Consumers forced to take loans to consolidate debt.

Wednesday, April 13th, 2005

By Sharon Jacobsen
April 13th, 2005

According to Sainsbury’s Bank, debt consolidation is predicted to be the top reason for borrowers to up personal loans this year.

Forecasts indicate that almost 1.5 million Brits will borrow nearly £12 billion purely to be able to pay down their existing debts.The figures are comparable to the US and other developed countries.

Companies offering to clear you credit cards and other small loans by bundling them into easy to manage monthly payment seem to be popping up all over the country. And their advertising is persuasive.

That it makes sense to re-finance certain debts by taking up cheaper loans isn’t being questioned but people are being fooled into believing that something’s actually “being cleared”. It isn’t. What’s really happening is the movement of debt from one place to another. That few institutions are involved doesn’t mean anything’s gone away.

Interest rates on consolidation loans are often “variable”. Where does that leave the borrower? With an uncertain future without any real indication of what kind of interest he’ll be expected to pay, that’s where. These loans are often long term – how else could they drastically reduce those monthly payments? – so likely to prove expensive in the long term. And as if to add insult to injury, the loan will be probably be secure on the family home meaning your home is at risk if you do not keep up repayments.

While the consumer is seduced into believing these credit institutions are helping them, all they’re really doing is stuffing their pockets on the back of our overspending. Regardless of your credit history, a company’s out there waiting to “help” you. There’s no risk for them as long as they have property as collateral but the risk to the consumer is high – very high!

In our society where capitalism rules supreme and most people are still trying to keep up with the Jones’s, it’s hardly surprising that credit card debts re-accumulate after they’ve been transferred to a consolidation loan.

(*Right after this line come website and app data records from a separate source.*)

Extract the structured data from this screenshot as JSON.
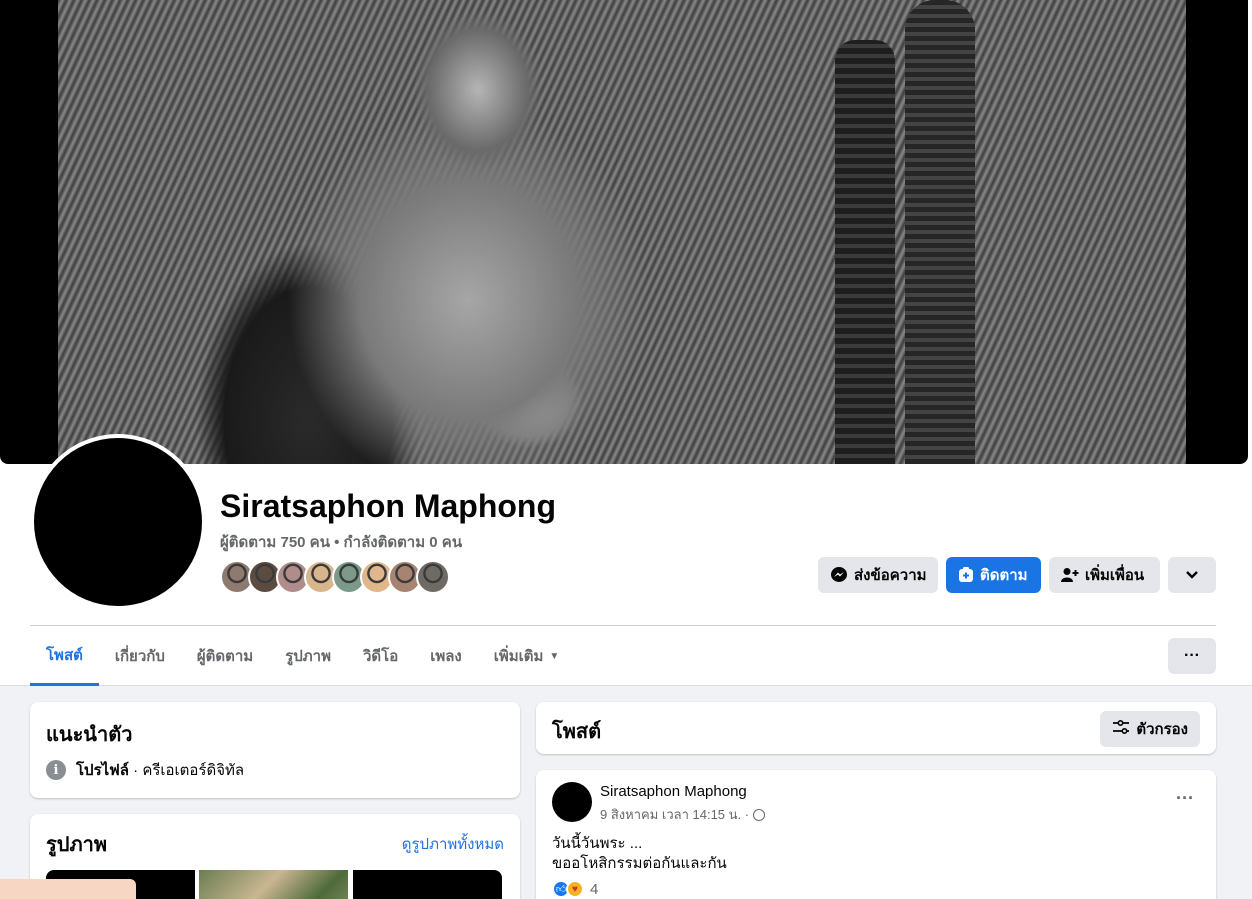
{
  "profile": {
    "name": "Siratsaphon Maphong",
    "stats": "ผู้ติดตาม 750 คน • กำลังติดตาม 0 คน",
    "friend_avatar_colors": [
      "#8e7a6e",
      "#5b4b40",
      "#b08c8a",
      "#d9b58c",
      "#7b9a8a",
      "#e0b68a",
      "#a68471",
      "#6e6a64"
    ]
  },
  "actions": {
    "message_label": "ส่งข้อความ",
    "follow_label": "ติดตาม",
    "add_friend_label": "เพิ่มเพื่อน",
    "more_icon": "chevron-down-icon"
  },
  "tabs": [
    {
      "label": "โพสต์",
      "active": true
    },
    {
      "label": "เกี่ยวกับ",
      "active": false
    },
    {
      "label": "ผู้ติดตาม",
      "active": false
    },
    {
      "label": "รูปภาพ",
      "active": false
    },
    {
      "label": "วิดีโอ",
      "active": false
    },
    {
      "label": "เพลง",
      "active": false
    },
    {
      "label": "เพิ่มเติม",
      "active": false
    }
  ],
  "intro": {
    "title": "แนะนำตัว",
    "profile_label": "โปรไฟล์",
    "profile_sub": " · ครีเอเตอร์ดิจิทัล"
  },
  "photos": {
    "title": "รูปภาพ",
    "see_all": "ดูรูปภาพทั้งหมด"
  },
  "posts": {
    "title": "โพสต์",
    "filter_label": "ตัวกรอง",
    "items": [
      {
        "author": "Siratsaphon Maphong",
        "meta": "9 สิงหาคม เวลา 14:15 น. ·",
        "line1": "วันนี้วันพระ ...",
        "line2": "ขออโหสิกรรมต่อกันและกัน",
        "reaction_count": "4"
      }
    ]
  },
  "colors": {
    "accent": "#1b74e4",
    "background": "#f0f2f5",
    "secondary_text": "#65676b"
  }
}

Our want, want, want mentality keeps us in financial deep water while the credit companies smile greedily.

Consolidation loans have their place but only if the borrower truly wants to get out of debt. The loan should be for a short a period as possible and definitely not secured on property unless there’s no doubt repayments can be made even if a loss of work should incur. See also securing home loans. And to make sure things don’t go from bad to worse, any cleared credit cards should be returned to the issuing bank with instructions to close the account.